Is there anything about Mormon religious law or the hierarchy of the Church of Latter-Day Saints that is inconsistent with taking an oath to preserve and protect the Constitution? I doubt it, but it’s at least potentially a problem, right? I mean, it’s an insular leadership team and they don’t advertise how they go about their internal deliberations. What would Boston Stake leader Mitt Romney do if he got instructions from Salt Lake City? Ignore them? Use his own independent judgment?
Did that change when he became the governor of Massachusetts? Would it have changed if he had become the president?
We can ask all the same questions of any religious person, and the more hierarchical their church, the more credibility those questions will have. At the time this country was formed, several of our states were pretty well controlled by a single religious denomination and its religious leaders. The Anglicans of Virginia were less concerned about shutting Muslims out of government than being shut out of government themselves by the Congregationalist leaders in the Bay State. For good reason, the Baptists of the Carolinas were suspicious of the Quakers of Pennsylvania, and vice-versa, not to mention the Catholics of Maryland.
For these people, the oath of office was important because it was an assurance that the federal government was open to their sect. The impossibility of excluding people from other sects was the price they paid to assure their own rights.
The people of Massachusetts may not have been free of worry about the potentially divided loyalties of Anglican presidents from Virginia, and the people of Virginia may have harbored concerns about the fealty of John Adams. In any case, these folks were already heretics in their own style, who were well on their way into Enlightened thinking.

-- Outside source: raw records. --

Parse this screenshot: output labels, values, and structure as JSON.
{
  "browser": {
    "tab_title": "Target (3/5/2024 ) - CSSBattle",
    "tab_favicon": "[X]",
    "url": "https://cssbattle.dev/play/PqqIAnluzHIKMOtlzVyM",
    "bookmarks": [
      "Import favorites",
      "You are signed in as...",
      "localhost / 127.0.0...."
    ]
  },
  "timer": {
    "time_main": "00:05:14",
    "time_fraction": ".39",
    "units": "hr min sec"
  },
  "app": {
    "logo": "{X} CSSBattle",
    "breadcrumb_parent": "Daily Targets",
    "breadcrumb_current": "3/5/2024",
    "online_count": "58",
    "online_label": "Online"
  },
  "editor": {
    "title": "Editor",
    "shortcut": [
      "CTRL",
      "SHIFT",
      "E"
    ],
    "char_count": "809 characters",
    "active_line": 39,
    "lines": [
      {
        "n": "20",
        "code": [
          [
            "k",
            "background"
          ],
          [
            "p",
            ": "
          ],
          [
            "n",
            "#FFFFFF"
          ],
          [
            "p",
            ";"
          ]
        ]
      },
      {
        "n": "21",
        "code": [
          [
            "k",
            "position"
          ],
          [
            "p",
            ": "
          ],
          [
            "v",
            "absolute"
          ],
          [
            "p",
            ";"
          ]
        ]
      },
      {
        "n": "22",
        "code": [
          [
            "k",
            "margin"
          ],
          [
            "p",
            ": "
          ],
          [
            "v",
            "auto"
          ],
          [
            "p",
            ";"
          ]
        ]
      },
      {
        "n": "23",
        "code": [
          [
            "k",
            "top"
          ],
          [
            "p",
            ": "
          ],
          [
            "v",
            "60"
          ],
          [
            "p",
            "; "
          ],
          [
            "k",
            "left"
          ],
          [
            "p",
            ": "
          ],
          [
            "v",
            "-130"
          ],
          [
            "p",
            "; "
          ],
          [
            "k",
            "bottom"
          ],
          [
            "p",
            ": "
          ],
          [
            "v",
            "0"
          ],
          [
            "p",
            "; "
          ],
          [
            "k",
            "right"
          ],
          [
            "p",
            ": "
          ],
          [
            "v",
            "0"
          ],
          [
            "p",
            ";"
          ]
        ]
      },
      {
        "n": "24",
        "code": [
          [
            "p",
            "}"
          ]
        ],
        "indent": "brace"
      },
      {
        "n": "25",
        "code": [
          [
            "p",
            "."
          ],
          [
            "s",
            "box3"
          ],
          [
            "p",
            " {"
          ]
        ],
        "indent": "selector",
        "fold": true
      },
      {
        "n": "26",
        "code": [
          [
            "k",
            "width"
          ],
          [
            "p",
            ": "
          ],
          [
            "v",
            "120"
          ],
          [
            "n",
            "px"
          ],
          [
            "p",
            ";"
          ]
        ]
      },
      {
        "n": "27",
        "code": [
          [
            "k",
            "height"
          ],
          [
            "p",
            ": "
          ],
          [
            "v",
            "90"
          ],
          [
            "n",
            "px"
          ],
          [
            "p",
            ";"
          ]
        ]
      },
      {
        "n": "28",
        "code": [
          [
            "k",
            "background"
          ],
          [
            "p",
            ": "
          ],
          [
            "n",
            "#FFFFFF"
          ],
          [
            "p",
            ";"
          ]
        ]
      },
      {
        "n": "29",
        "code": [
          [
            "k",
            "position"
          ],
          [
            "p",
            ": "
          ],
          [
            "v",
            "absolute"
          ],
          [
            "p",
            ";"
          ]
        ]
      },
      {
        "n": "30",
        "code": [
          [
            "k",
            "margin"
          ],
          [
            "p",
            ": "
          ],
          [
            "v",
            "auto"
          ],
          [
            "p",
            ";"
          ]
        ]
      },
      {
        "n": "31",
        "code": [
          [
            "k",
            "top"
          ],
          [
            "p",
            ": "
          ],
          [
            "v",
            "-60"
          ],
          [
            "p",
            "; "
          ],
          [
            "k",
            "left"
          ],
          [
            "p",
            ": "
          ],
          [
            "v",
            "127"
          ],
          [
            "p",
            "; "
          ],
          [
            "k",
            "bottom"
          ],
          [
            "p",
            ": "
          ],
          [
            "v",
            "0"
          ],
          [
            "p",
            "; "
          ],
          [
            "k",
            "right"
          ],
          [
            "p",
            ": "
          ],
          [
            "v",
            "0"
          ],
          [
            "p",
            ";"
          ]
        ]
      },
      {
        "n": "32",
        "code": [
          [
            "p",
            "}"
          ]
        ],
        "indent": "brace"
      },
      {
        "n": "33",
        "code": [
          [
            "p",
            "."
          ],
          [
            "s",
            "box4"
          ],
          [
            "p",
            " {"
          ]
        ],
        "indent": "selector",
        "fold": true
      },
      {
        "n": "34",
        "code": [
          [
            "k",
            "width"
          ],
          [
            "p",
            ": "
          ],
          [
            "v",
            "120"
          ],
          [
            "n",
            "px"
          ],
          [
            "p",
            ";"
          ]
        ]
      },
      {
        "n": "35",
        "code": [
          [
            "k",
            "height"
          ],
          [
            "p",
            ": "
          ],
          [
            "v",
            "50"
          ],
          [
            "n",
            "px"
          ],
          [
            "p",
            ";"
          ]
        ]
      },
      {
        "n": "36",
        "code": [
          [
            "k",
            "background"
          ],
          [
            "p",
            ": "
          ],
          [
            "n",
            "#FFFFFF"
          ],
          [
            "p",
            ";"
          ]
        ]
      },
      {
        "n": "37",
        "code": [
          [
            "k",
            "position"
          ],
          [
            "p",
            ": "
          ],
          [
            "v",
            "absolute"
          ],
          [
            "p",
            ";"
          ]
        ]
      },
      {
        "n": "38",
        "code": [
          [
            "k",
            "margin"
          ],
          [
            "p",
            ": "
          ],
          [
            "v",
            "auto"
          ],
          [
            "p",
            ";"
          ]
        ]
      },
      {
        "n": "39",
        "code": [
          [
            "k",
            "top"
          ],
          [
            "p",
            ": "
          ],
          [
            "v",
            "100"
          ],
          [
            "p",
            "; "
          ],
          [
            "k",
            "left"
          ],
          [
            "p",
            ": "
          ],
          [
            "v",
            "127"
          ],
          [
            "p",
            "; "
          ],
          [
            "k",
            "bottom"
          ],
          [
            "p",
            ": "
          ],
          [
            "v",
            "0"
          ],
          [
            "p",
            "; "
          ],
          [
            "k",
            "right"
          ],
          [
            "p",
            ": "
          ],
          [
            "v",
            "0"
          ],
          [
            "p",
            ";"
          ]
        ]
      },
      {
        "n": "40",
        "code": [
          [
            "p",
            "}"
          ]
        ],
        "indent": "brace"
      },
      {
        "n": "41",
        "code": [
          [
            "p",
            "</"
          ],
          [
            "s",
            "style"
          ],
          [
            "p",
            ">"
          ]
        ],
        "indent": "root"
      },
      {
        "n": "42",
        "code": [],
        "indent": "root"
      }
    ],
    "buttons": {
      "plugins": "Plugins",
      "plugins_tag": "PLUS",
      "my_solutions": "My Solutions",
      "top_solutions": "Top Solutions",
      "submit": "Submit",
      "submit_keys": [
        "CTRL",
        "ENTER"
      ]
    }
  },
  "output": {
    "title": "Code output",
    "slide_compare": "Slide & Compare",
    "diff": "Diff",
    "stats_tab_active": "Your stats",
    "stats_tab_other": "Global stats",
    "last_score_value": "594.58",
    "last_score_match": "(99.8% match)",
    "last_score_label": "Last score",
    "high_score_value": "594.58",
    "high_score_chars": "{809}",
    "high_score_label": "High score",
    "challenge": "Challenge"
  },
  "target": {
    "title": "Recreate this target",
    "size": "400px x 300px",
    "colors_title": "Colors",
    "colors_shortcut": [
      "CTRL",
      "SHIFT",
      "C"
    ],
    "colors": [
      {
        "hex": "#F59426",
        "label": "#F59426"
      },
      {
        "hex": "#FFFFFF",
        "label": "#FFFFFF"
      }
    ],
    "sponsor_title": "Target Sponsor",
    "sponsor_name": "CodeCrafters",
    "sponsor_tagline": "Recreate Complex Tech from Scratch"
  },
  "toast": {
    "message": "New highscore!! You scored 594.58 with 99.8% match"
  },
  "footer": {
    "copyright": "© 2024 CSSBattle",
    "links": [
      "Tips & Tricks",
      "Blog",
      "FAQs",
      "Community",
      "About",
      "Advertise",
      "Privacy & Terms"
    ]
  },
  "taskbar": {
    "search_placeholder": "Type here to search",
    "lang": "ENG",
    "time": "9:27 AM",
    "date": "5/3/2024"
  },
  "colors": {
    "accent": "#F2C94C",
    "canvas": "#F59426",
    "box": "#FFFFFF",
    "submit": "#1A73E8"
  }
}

I say all this because it’s instructive to look at McCarthy’s case against Muslims to find ways in which what he says about them is not equally true of other sects and religions.
If you want to say that you’re not comfortable with being led by people of certain faiths, that’s kind of natural. I had qualms about George W. Bush’s faith, for example, and how it affected his decision making. But the oath is there to calm those concerns.
Krauthammer made a good point when he said that the Constitution is didactic in the sense that it not only tells what we must not do but we ought not do. It precludes us from prohibiting a Muslim from becoming our president but it also instructs us that we shouldn’t want to do such a thing.
McCarthy obviously disagrees, but his argument that the Constitution is not a pedagogical tool is weak. He insists, for example, that it teaches us the virtues of limited government. That’s true, as far is it goes, but it also teaches us the necessity of religious tolerance.
Even of Mormons.
[Cross-posted at Progress Pond]